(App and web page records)
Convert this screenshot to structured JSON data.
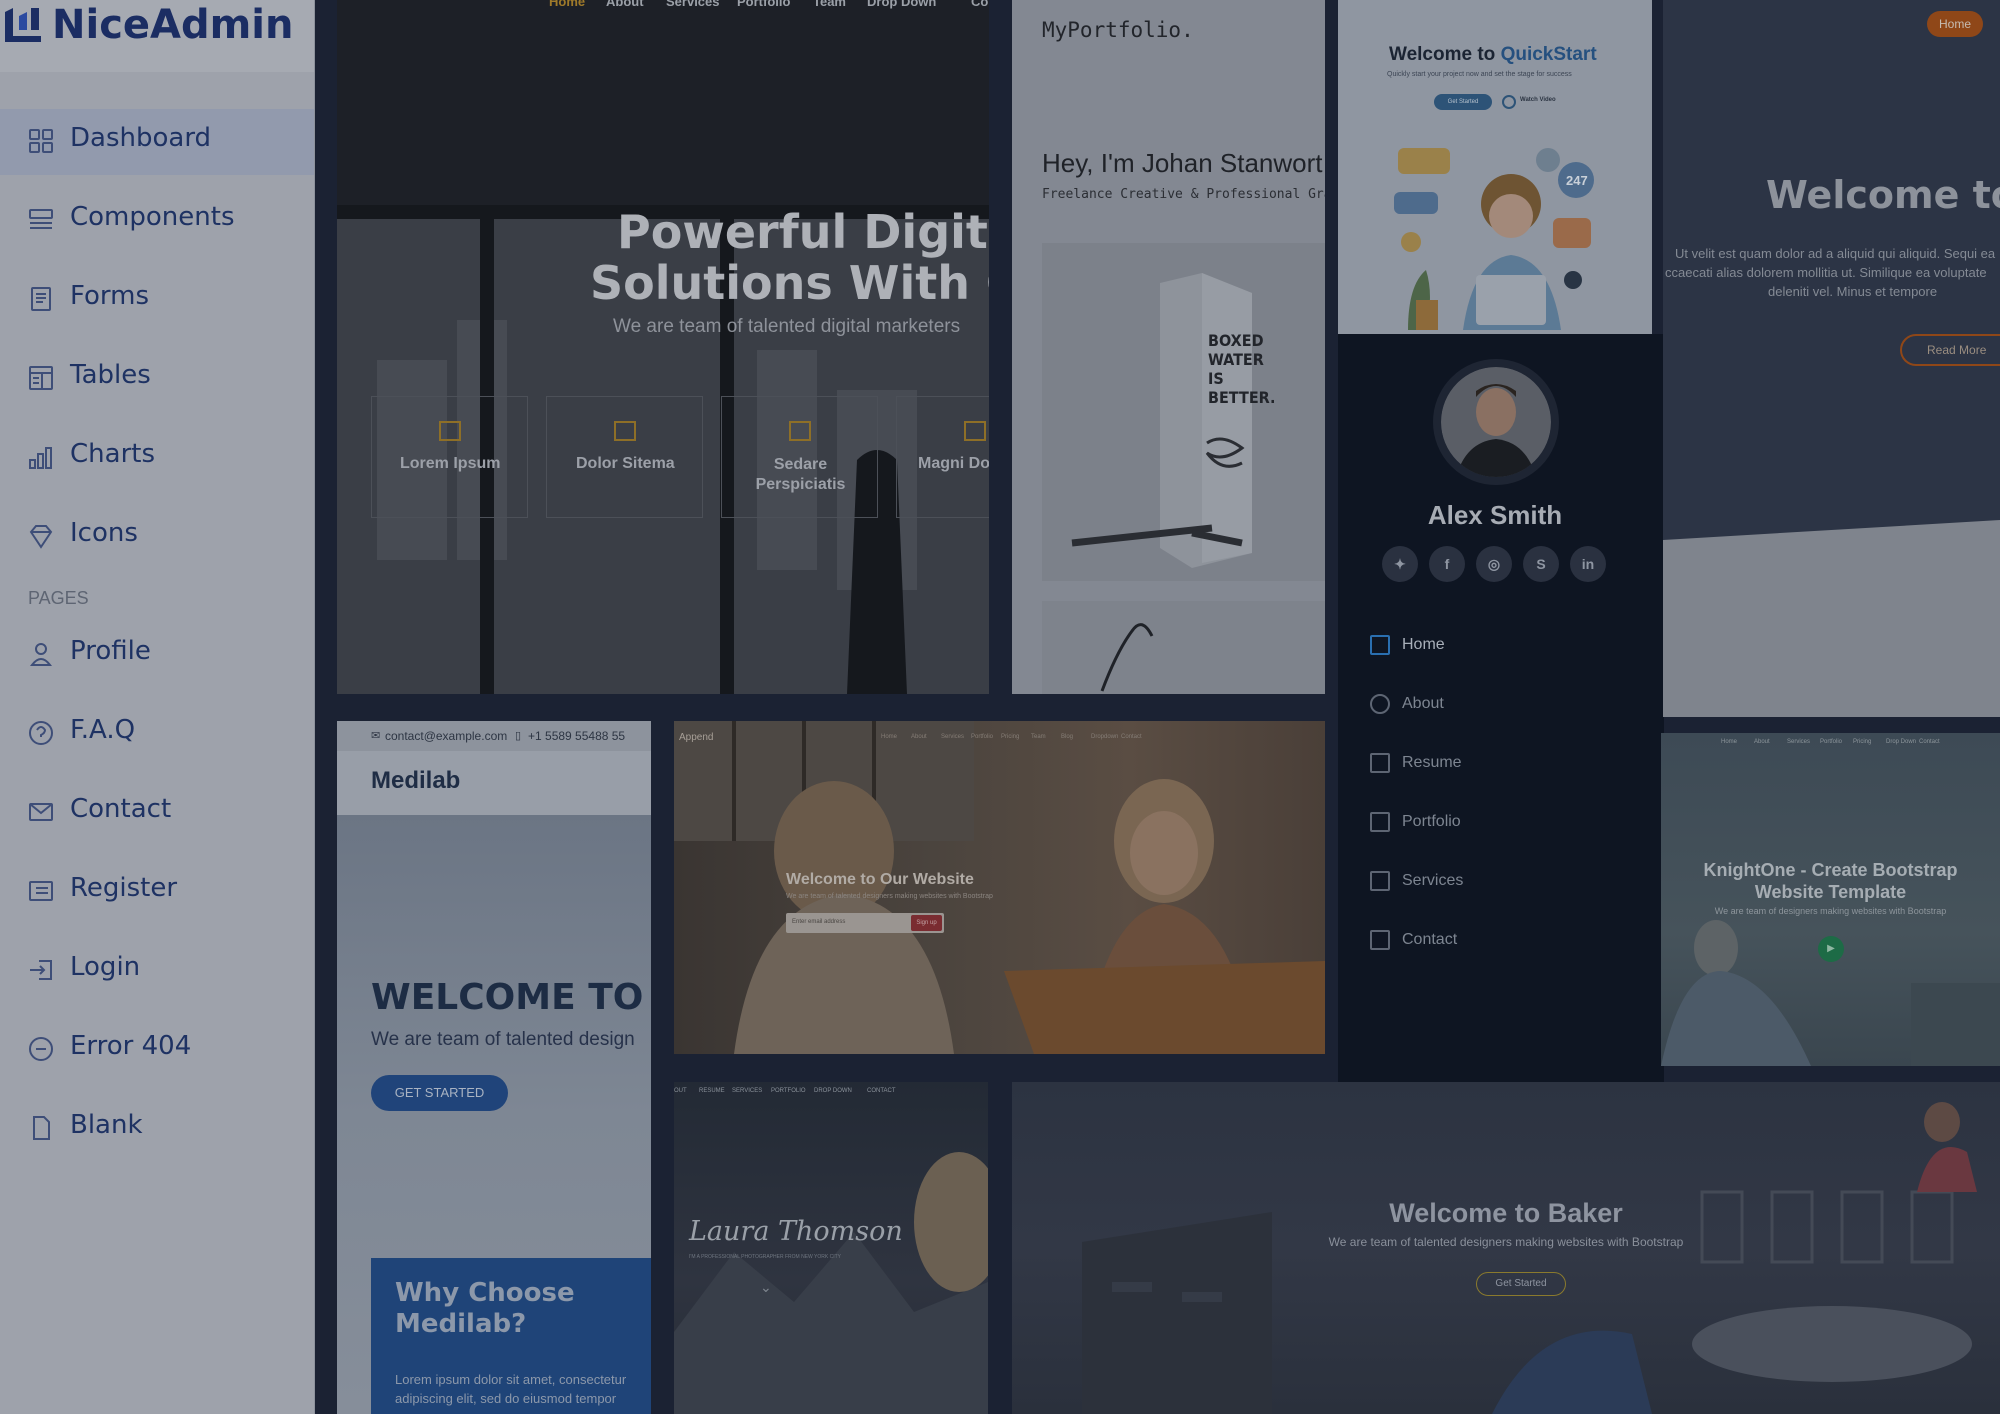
{
  "sidebar": {
    "brand": "NiceAdmin",
    "pages_heading": "PAGES",
    "items": [
      {
        "label": "Dashboard",
        "icon": "grid-icon",
        "active": true
      },
      {
        "label": "Components",
        "icon": "menu-button-icon"
      },
      {
        "label": "Forms",
        "icon": "journal-text-icon"
      },
      {
        "label": "Tables",
        "icon": "layout-text-window-icon"
      },
      {
        "label": "Charts",
        "icon": "bar-chart-icon"
      },
      {
        "label": "Icons",
        "icon": "gem-icon"
      }
    ],
    "page_items": [
      {
        "label": "Profile",
        "icon": "person-icon"
      },
      {
        "label": "F.A.Q",
        "icon": "question-circle-icon"
      },
      {
        "label": "Contact",
        "icon": "envelope-icon"
      },
      {
        "label": "Register",
        "icon": "card-list-icon"
      },
      {
        "label": "Login",
        "icon": "box-arrow-in-right-icon"
      },
      {
        "label": "Error 404",
        "icon": "dash-circle-icon"
      },
      {
        "label": "Blank",
        "icon": "file-icon"
      }
    ]
  },
  "tile1": {
    "nav": [
      "Home",
      "About",
      "Services",
      "Portfolio",
      "Team",
      "Drop Down",
      "Co"
    ],
    "title_line1": "Powerful Digital",
    "title_line2": "Solutions With Gp",
    "subtitle": "We are team of talented digital marketers",
    "boxes": [
      "Lorem Ipsum",
      "Dolor Sitema",
      "Sedare\nPerspiciatis",
      "Magni Do"
    ]
  },
  "tile2": {
    "logo": "MyPortfolio.",
    "heading": "Hey, I'm Johan Stanwort",
    "subheading": "Freelance Creative & Professional Graphi",
    "carton_text": "BOXED WATER IS BETTER."
  },
  "tile3": {
    "title_a": "Welcome to ",
    "title_b": "QuickStart",
    "subtitle": "Quickly start your project now and set the stage for success",
    "btn_primary": "Get Started",
    "btn_video": "Watch Video",
    "badge": "247"
  },
  "tile4": {
    "name": "Alex Smith",
    "social": [
      "twitter-icon",
      "facebook-icon",
      "instagram-icon",
      "skype-icon",
      "linkedin-icon"
    ],
    "nav": [
      {
        "label": "Home",
        "icon": "house-icon",
        "active": true
      },
      {
        "label": "About",
        "icon": "person-icon"
      },
      {
        "label": "Resume",
        "icon": "file-text-icon"
      },
      {
        "label": "Portfolio",
        "icon": "book-icon"
      },
      {
        "label": "Services",
        "icon": "hdd-stack-icon"
      },
      {
        "label": "Contact",
        "icon": "envelope-icon"
      }
    ]
  },
  "tile5": {
    "nav_btn": "Home",
    "title": "Welcome to",
    "text_line1": "Ut velit est quam dolor ad a aliquid qui aliquid. Sequi ea",
    "text_line2": "ccaecati alias dolorem mollitia ut. Similique ea voluptate",
    "text_line3": "deleniti vel. Minus et tempore",
    "button": "Read More"
  },
  "tile6": {
    "email": "contact@example.com",
    "phone": "+1 5589 55488 55",
    "brand": "Medilab",
    "title": "WELCOME TO M",
    "subtitle": "We are team of talented design",
    "button": "GET STARTED",
    "card_title": "Why Choose\nMedilab?",
    "card_text": "Lorem ipsum dolor sit amet, consectetur adipiscing elit, sed do eiusmod tempor"
  },
  "tile7": {
    "brand": "Append",
    "nav": [
      "Home",
      "About",
      "Services",
      "Portfolio",
      "Pricing",
      "Team",
      "Blog",
      "Dropdown",
      "Contact"
    ],
    "title": "Welcome to Our Website",
    "subtitle": "We are team of talented designers making websites with Bootstrap",
    "placeholder": "Enter email address",
    "button": "Sign up"
  },
  "tile8": {
    "nav": [
      "Home",
      "About",
      "Services",
      "Portfolio",
      "Pricing",
      "Drop Down",
      "Contact"
    ],
    "title_line1": "KnightOne - Create Bootstrap",
    "title_line2": "Website Template",
    "subtitle": "We are team of designers making websites with Bootstrap"
  },
  "tile9": {
    "nav": [
      "OUT",
      "RESUME",
      "SERVICES",
      "PORTFOLIO",
      "DROP DOWN",
      "CONTACT"
    ],
    "signature": "Laura Thomson",
    "tagline": "I'M A PROFESSIONAL PHOTOGRAPHER FROM NEW YORK CITY"
  },
  "tile10": {
    "title": "Welcome to Baker",
    "subtitle": "We are team of talented designers making websites with Bootstrap",
    "button": "Get Started"
  }
}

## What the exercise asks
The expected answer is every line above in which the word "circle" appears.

## Output
        "icon": "question-circle-icon"
        "icon": "dash-circle-icon"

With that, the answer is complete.